Above all, and most importantly, OSCiLOTT sounds absolutely fantastic. This is easily the best software synthesizer I have ever used, and this is having dozens at my fingertips. For those of us who regularly use Ableton Live and have Max for Live, it is an incredibly powerful tool for creative synthesis. If you have felt as constrained by software synthesizers before as I have, this is the answer. This is the first purely software synthesizer to accurately capture the spirit of modular synthesizers without so much friction in terms of using the software. I highly recommend it for those wishing to dive into modular synthesis, that have Ableton Live, but are apprehensive of shelling out money for new hardware. This may very well be enough of a tool for them, and if anything provides a great tool to serve as a bridge into the hardware space.

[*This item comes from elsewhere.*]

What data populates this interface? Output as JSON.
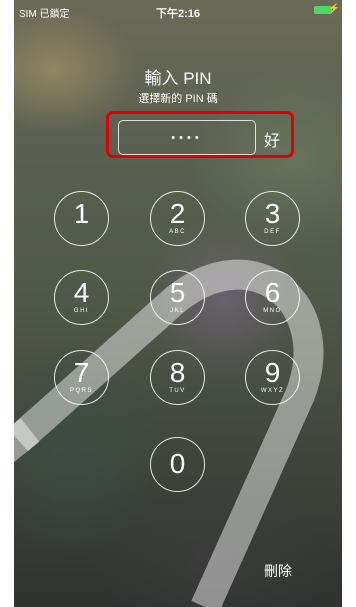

Getting Started: The DAW

No matter what form of electronic music one records, something to record on is absolutely essential. A DAW is short for a digital audio workstation, and is the best way to record music. A DAW uses a personal computer to record audio, it is also a host for plugin software synthesizers and effects.

My advice is to start out by getting an inexpensive DAW. For those with MACs, Garageband will do the trick. For those who are starting on a PC or Linux, Reaper or Tracktion are likely the best option for a low cost platform.

There are a large number of DAWs and everybody has their favorite. If you do research and find something you can both afford and fits what seems like you would like to use and learn it. I only mention Reaper and Tracktion because of their affordability. My advice is to make sure the DAW is compatible with the native platform for plugins for your mac or pc.  For Macs this is the AU format, for Windows and Linux this is VST. A word of warning though, not all VST plugins or hardware can be used with Linux. While Linux is becoming more common in terms of compatibility.

Since each DAW is a little unique in terms of functionality, I highly suggest you watch and read the tutorials and manuals for the specific one that you will be using. I personally use Ableton Live, it is a great piece of software, and a lite version often comes with many controllers, which are either keyboards, drum pads, or other physical devices to control software. If you chose a controller that comes with Ableton lite, it is also a more than appropriate DAW and host to get started. With that being said one does not need to start on with Ableton Live and Ableton Live Suite, both of which carry a high cost. Ableton Live is a wonderful tool for those who are experienced, but the more expensive software out there is not necessary to get started.

A USB Midi controller is a nice thing to have when starting out. Smaller ones are easy to find both new and used that would likely be appropriate.  Controllers can range from relatively inexpensive keyboards, to esoteric ones such as the Eigenharp which cost thousands of dollars. I highly suggest just getting a decent inexpensive keyboard. If you want to go for both the hardware synth and software synth route though, something like the arturia microbrute can also be used as a controller.

All DAWs also work with audio interfaces which work with either USB or Firewire. This will allow you to record audio signals using either lines in or microphones. This however is not needed for doing music with plugin synthesizers. However,  if you do move onto hardware synthesis or incorporating musique concrete it is recommended to get some type of audio interface. The microphone plug into your computer is generally not sufficient to record high quality audio.

The one thing I do not recommend to get started is Pro-Tools or Reason. While these platforms are frequently pushed for a synthesist the insistence of an exclusive plugin format is problematic for both. They do not take Native plugins as a result there are barriers to some of the best software instruments with these platforms.  Other than that most DAWs will do the same job, but in slightly different ways with different interfaces and features. But outside of the exceptions, most can host native software instrument and effects plugins on most DAW platforms.

Once you have chosen your DAW and have installed it on your computer, the next step is to identify some soft synth plugins, and start to record music.